Counting task for the entries below: give the number of lines that contain the word "Touchscreen", with no other text.

(Given records begins)

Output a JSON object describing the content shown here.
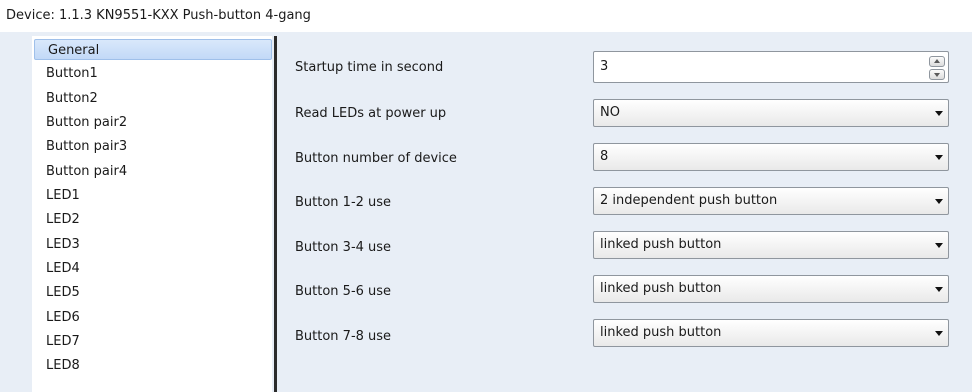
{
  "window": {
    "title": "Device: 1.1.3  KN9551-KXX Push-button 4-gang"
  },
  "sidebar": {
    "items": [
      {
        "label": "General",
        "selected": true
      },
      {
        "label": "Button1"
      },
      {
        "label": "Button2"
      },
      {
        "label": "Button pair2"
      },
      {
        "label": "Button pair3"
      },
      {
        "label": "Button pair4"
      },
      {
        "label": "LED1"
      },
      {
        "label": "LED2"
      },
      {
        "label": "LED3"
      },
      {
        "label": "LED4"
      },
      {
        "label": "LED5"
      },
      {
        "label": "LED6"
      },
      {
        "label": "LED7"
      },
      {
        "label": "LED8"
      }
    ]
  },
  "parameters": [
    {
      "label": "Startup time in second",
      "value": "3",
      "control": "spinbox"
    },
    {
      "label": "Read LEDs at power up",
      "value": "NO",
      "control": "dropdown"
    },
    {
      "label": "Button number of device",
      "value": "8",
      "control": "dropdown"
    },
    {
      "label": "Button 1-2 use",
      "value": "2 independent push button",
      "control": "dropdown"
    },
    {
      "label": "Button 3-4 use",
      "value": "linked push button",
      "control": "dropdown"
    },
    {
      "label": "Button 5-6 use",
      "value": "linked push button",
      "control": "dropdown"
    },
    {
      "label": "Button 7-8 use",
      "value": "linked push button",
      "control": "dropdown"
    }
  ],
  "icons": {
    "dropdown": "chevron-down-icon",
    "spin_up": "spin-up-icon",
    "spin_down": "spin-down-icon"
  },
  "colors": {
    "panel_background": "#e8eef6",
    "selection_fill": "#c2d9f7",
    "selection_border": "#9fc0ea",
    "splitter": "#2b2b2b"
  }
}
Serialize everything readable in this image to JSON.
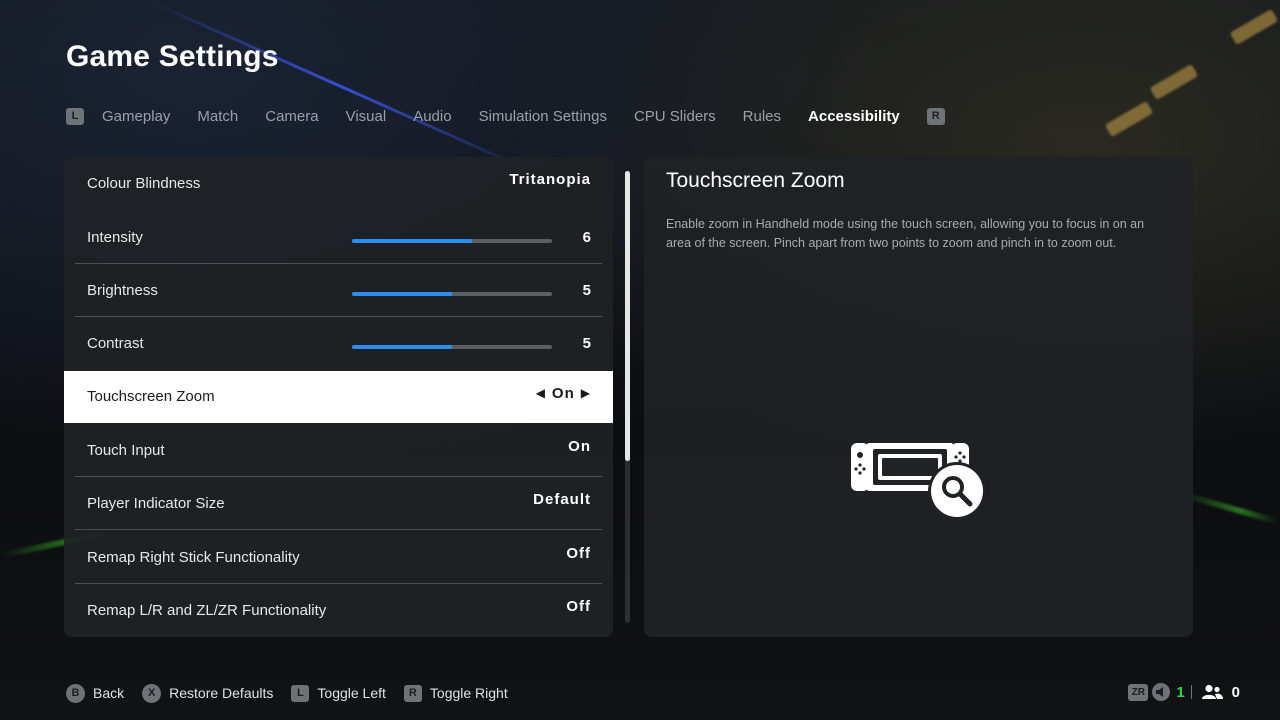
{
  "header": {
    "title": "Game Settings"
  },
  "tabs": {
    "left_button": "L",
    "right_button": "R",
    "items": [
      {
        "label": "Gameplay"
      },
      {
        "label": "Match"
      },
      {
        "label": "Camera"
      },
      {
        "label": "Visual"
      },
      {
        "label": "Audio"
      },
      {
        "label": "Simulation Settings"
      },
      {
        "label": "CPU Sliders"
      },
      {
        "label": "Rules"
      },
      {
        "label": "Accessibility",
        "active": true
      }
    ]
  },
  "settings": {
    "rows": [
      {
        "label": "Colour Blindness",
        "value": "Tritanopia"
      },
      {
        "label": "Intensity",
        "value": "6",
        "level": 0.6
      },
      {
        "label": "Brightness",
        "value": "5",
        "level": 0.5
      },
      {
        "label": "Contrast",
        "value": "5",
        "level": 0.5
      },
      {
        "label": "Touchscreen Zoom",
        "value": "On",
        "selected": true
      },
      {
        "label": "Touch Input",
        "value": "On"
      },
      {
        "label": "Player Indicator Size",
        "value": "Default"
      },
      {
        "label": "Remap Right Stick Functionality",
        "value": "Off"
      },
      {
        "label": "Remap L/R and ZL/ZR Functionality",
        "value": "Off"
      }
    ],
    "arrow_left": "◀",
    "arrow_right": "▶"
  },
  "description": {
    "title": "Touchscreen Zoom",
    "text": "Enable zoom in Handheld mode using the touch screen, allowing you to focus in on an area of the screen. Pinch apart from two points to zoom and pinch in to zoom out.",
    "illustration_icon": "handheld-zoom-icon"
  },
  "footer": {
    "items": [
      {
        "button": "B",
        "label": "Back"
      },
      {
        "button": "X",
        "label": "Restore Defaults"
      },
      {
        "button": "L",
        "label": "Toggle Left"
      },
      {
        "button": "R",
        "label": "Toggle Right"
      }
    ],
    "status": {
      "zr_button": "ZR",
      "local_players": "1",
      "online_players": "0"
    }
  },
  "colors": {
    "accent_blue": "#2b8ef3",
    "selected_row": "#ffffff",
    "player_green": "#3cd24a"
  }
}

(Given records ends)
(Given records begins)

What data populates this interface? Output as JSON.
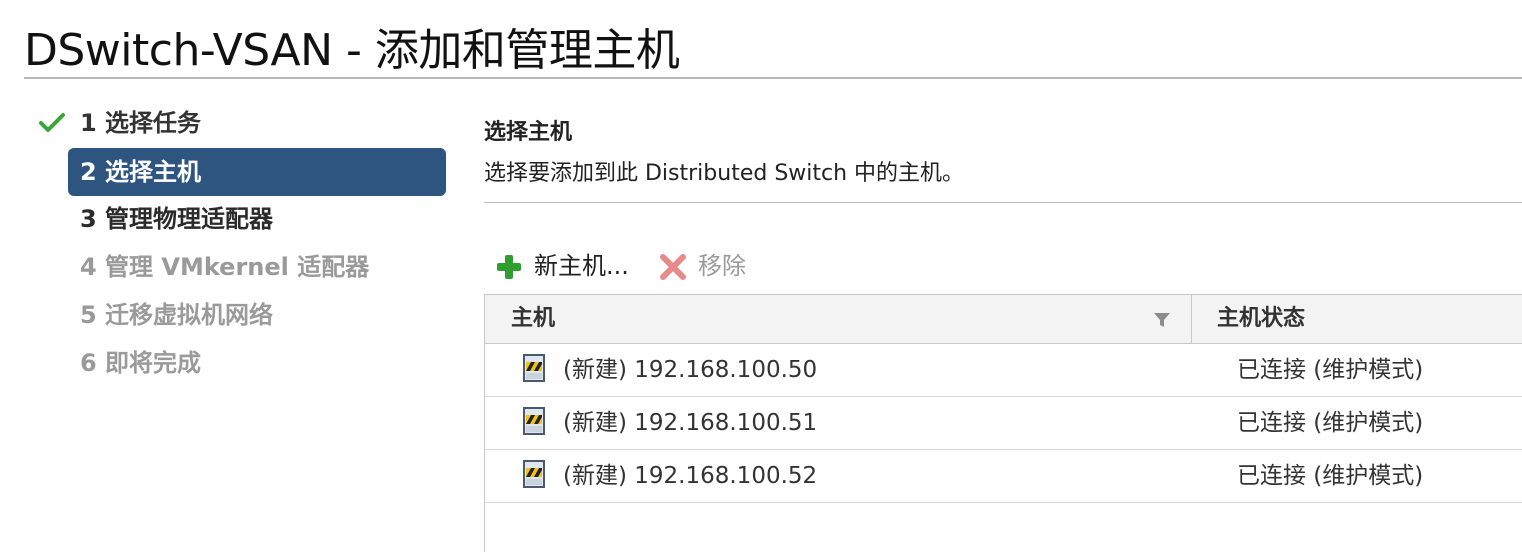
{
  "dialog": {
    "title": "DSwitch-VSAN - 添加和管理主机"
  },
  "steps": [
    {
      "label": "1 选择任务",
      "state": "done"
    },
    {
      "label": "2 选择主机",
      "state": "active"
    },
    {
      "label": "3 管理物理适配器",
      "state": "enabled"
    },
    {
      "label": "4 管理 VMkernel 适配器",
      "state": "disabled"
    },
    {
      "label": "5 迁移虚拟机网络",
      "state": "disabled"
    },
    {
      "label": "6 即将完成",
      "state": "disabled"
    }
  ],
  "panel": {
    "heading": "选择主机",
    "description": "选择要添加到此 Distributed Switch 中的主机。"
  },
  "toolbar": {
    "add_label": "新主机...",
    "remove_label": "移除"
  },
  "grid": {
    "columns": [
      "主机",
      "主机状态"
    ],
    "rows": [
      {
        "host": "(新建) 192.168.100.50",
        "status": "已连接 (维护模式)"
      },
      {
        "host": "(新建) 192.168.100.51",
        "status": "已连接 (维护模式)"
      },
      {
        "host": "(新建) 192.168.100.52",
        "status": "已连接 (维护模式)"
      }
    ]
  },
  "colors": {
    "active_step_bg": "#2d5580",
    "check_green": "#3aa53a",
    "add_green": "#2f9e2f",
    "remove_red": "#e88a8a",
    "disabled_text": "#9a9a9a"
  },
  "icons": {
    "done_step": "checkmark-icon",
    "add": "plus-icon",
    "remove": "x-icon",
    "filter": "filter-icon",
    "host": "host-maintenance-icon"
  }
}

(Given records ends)

_Result of the exercise_: 2